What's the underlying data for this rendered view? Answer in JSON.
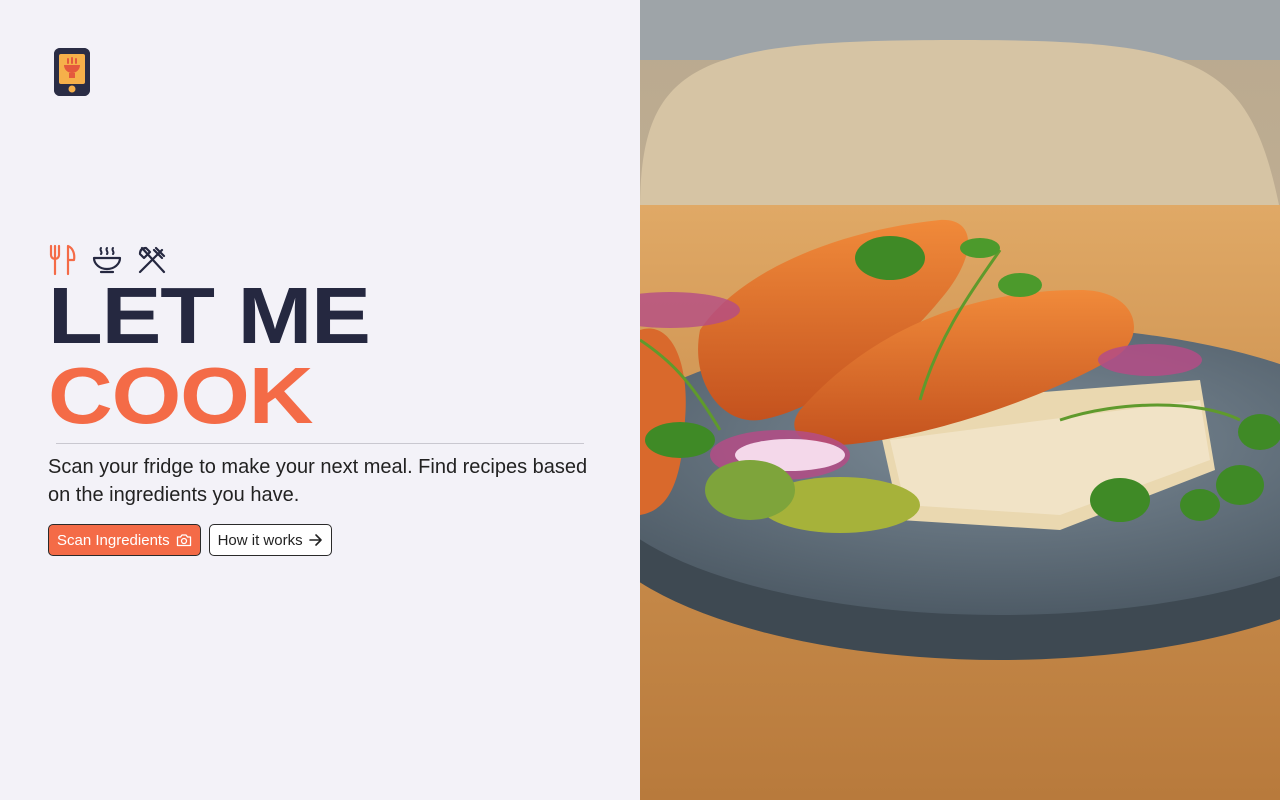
{
  "brand": {
    "logo_icon": "phone-bowl-icon"
  },
  "hero": {
    "icons": [
      "fork-knife-icon",
      "soup-bowl-icon",
      "crossed-utensils-icon"
    ],
    "headline_line1": "LET ME",
    "headline_line2": "COOK",
    "description": "Scan your fridge to make your next meal. Find recipes based on the ingredients you have.",
    "primary_button": {
      "label": "Scan Ingredients",
      "icon": "camera-icon"
    },
    "secondary_button": {
      "label": "How it works",
      "icon": "arrow-right-icon"
    }
  },
  "colors": {
    "accent": "#f46b47",
    "dark": "#252840",
    "background": "#f3f2f8",
    "logo_yellow": "#f6b04a"
  },
  "image": {
    "description_icon": "salmon-dish-photo"
  }
}
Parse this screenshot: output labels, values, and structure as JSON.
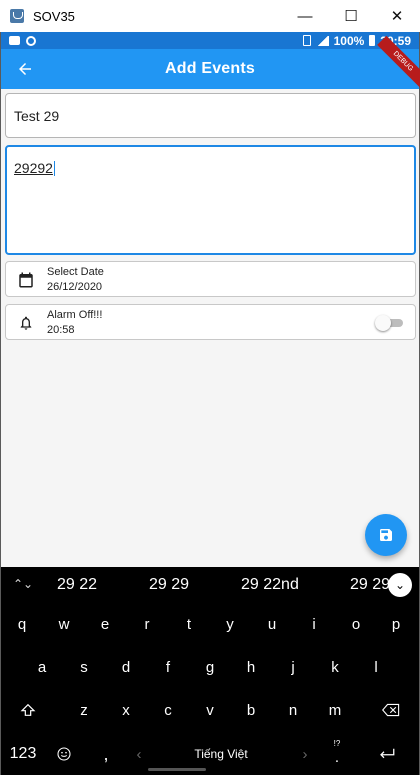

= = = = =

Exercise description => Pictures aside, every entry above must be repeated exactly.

Solution for this problem =>
What's the underlying data for this rendered view? Answer in JSON.
{
  "brand": {
    "logo_icon": "phone-bowl-icon"
  },
  "hero": {
    "icons": [
      "fork-knife-icon",
      "soup-bowl-icon",
      "crossed-utensils-icon"
    ],
    "headline_line1": "LET ME",
    "headline_line2": "COOK",
    "description": "Scan your fridge to make your next meal. Find recipes based on the ingredients you have.",
    "primary_button": {
      "label": "Scan Ingredients",
      "icon": "camera-icon"
    },
    "secondary_button": {
      "label": "How it works",
      "icon": "arrow-right-icon"
    }
  },
  "colors": {
    "accent": "#f46b47",
    "dark": "#252840",
    "background": "#f3f2f8",
    "logo_yellow": "#f6b04a"
  },
  "image": {
    "description_icon": "salmon-dish-photo"
  }
}
Parse this screenshot: output labels, values, and structure as JSON.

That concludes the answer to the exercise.